(MCT) — SACRAMENTO, Calif. — Shelly Bailes and Ellen Pontac moved to their Davis, Calif., neighborhood in the early 1980s, and at first their neighbor rarely spoke to them. The chasm between them seemed a lot more vast than their modest suburban acreage: She was deeply religious, and they were active in the gay and lesbian rights movement.
But over time, a warm relationship grew between the couple and their neighbor, who died recently at age 94.
Even so, during the contentious 2008 battle over Proposition 8, which banned same-sex marriage in California, Bailes and Pontac were surprised to see the neighbor put up her first-ever political yard sign.
"It was for marriage equality," said Pontac, 70. "The lawn sign was for us, because she knew us."
Neighbor by neighbor across California — and family member by family member — that's exactly how cultural and political opinions toward same-sex marriage have evolved over the years, experts say.
"We've found in surveys that when people know somebody who's gay or lesbian, they're more positive and tolerant in their views about gay marriage," said Field Poll director Mark DiCamillo.
"Without that, people can't get a personalized view of the issue."
Only four years ago, Prop. 8 passed with 52 percent of Californians' vote, but since that time, perspectives about gay marriage both in California and across the country have gone through a rapid and stunning transformation.
The U.S. Supreme Court is expected to announce as early as Monday whether it will review the landmark case against Prop. 8, ruled unconstitutional in federal court in San Francisco two years ago.
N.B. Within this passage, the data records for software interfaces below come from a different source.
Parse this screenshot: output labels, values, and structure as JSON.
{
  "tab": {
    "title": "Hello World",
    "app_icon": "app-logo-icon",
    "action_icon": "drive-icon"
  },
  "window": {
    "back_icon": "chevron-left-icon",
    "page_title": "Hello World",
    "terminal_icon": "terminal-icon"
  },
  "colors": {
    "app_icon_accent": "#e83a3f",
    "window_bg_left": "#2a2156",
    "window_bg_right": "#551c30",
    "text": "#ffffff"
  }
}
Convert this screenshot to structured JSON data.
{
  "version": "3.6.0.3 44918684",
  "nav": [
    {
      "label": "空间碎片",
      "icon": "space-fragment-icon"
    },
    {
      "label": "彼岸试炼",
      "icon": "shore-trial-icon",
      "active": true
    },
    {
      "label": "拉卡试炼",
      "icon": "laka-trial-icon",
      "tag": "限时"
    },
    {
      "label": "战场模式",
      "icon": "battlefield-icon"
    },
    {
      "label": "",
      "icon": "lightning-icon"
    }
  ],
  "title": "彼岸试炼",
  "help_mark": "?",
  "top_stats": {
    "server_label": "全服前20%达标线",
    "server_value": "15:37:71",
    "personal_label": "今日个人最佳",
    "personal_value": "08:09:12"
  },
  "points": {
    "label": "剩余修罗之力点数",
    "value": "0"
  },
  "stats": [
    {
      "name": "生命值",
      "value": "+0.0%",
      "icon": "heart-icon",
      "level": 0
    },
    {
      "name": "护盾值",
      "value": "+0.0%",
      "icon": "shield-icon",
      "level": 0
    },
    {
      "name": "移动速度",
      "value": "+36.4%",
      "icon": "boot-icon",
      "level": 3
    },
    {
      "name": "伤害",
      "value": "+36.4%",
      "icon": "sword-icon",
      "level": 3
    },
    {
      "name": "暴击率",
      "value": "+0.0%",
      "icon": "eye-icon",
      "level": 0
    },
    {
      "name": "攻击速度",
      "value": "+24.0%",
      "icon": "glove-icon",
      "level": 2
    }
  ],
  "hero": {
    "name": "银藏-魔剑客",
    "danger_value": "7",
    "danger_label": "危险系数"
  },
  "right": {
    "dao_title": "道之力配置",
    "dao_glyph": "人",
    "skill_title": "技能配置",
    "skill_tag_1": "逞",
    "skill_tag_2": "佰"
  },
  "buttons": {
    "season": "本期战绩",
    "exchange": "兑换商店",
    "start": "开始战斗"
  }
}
But surveys indicate that the notion of gay marriage has already gained mainstream acceptance.
Partly, that's because marriage equality activists decided that openness about their lives was the only way to change public opinion.
"We started talking to people," said Ken Pierce, spokesman for the Sacramento, Calif.-based advocacy group Equality Action Now. "We came out to our families, to our communities, in our workplaces. We discussed gay issues around the table.
"All of a sudden people who'd been against marriage equality understood that they have a nephew or a daughter who's gay. They started rethinking their views. It became a personal issue."
Support for gay marriage in California has doubled in the last 25 years — and risen markedly in just the last two years, according to the Field Poll.
Almost 60 percent of Californians surveyed in February said gays and lesbians should be allowed to marry and enjoy the same rights as other married couples. That's up from 51 percent in 2010 and from 30 percent in 1985.
Behold the divide of the generations: While almost 70 percent of Californians ages 18 to 39 support marriage equality, the same is true of only 45 percent of state residents 65 and older.
"You basically have generational replacement going on," said DiCamillo. "As the younger segment of Californians replaces the older segment, they've brought more permissive views.
"The population turns over, and they replace people who are less tolerant."
Polling trends around the nation show a similar acceleration of support: Nationwide, 50 percent of Americans supported gay marriage in May, compared with 27 percent in 1996, according to Gallup.
Maine, Maryland and Washington passed same-sex marriage laws in the recent election, joining six other states and the District of Columbia.
"It's amazing the change in attitudes," said Wendell Alderson, 60, a retired Sacramento registered nurse who married his longtime partner in June 2008, during California's brief window of legalized same-sex marriage.
"What I think helped it happen is that a lot of people, especially on TV, are coming out. 'Modern Family' shows normal gay people leading their lives. The actor Jim Parsons just came out. Who's the cute guy with the gray hair who has a talk show? Anderson Cooper. He came out not too long ago."
When Bailes and Pontac speak to classes about their activism — as they have for decades — they always make a point of asking who in the class has never known a gay person.
"I'd go over and shake their hands and say, 'Well, now you do,' " said Bailes, 71. "I can't do that anymore. Everybody knows someone who's gay. They have a gay person in their family, or they have gay friends and neighbors.
"There's acceptance, because people have come out. The world is changing. It's inevitable we'll have gay rights — and really, really soon."
(Sacramento Bee staff writer Phillip Reese contributed to this report.)